There are legitimate reasons to upgrade cameras or hop brands. I have a good friend who shoots almost exclusively astrophotography images. The bump in image quality when the camera body is pushed to its limits was worth all the other tradeoffs for him, so he shoots a Sony.

I shoot primarily nature photos on a tripod. Sometimes I shoot portraits - outdoors with fast primes, or in a studio with artificial lighting. In all of these use cases, I'm rarely if ever exceeding ISO 800. My Canon 5D Mk II is quite capable at ISO 800 and below. Perhaps I just don't know what I'm missing having 328 diagonal cross-type AF points or AI-based AF that locks onto eyes for me, but if I'm even using autofocus, I haven't found it to be difficult to just use the center AF point (I have 9 available), and recompose before clicking the shutter. Bottom line, I don't think I have any images in my portfolio that would be better if they had been shot on a newer camera body.

I'm finding I get a lot more return on investment by spending my time and money on practicing and learning than I do from gear.

For everyone who switched from Canon to Sony and are really happy with their camera, congratulations. I'm happy with mine too. For that matter, I'm happy with the various film cameras I still shoot as well, some dating back to the first half of the 20th century.

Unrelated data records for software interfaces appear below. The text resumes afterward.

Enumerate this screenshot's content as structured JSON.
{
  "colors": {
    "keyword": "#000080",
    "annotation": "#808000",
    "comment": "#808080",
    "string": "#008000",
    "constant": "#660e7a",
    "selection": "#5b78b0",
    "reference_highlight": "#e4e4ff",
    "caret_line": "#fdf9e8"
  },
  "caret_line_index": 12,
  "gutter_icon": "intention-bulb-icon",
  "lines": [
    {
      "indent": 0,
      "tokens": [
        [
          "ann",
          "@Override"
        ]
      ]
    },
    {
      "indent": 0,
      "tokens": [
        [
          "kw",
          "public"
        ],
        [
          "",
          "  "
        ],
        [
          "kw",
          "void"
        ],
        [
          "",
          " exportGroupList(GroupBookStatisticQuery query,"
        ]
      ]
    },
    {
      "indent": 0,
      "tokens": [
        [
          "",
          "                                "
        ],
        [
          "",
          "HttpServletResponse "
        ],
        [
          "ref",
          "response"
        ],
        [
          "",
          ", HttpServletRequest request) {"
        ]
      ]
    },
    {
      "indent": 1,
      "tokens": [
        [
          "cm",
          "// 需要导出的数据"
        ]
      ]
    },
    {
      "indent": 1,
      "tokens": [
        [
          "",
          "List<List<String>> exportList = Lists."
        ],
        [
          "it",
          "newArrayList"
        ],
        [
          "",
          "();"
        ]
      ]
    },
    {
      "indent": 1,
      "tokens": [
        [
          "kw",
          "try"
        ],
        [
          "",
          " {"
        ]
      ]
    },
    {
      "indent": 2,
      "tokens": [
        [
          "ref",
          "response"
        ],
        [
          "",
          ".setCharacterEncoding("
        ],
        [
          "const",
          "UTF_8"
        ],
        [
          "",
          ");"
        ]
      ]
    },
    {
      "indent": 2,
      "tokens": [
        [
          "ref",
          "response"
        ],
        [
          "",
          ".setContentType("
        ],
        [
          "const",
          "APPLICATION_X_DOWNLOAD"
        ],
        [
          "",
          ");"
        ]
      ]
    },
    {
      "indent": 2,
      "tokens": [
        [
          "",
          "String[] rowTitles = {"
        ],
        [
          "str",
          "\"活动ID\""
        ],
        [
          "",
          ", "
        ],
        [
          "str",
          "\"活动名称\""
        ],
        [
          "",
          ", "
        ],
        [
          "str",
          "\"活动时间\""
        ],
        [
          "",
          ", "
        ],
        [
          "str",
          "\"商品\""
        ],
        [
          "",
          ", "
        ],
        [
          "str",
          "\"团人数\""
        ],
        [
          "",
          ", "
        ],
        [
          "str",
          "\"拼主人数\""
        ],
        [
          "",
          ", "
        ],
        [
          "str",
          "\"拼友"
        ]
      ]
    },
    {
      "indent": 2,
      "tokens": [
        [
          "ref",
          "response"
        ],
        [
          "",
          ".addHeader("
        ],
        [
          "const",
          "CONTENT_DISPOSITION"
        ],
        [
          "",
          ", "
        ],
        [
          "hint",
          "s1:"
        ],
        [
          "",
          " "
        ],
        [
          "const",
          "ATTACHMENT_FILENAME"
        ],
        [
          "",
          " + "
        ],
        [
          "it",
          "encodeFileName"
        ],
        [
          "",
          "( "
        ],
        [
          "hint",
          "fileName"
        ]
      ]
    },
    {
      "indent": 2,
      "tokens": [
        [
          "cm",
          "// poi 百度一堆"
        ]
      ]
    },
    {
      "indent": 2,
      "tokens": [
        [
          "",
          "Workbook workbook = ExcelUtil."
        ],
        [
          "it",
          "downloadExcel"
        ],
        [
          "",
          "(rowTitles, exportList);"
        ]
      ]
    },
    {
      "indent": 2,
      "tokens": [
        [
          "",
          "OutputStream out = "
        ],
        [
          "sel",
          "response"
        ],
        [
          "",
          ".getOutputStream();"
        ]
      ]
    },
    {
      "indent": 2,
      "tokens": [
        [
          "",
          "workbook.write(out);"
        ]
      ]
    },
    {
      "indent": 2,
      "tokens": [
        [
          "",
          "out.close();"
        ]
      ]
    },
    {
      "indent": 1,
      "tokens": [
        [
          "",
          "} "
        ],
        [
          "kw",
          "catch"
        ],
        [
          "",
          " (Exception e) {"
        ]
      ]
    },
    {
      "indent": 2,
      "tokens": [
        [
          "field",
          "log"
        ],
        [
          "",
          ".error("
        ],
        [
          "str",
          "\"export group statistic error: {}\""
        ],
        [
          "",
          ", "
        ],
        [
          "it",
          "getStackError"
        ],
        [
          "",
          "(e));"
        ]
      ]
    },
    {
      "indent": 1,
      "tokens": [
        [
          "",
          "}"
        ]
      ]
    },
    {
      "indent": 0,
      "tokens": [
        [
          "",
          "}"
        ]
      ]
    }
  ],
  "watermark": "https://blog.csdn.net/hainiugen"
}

Michael Fraser's picture

Let’s address the more important issue, shall we?

Watermarks are both annoying and useless.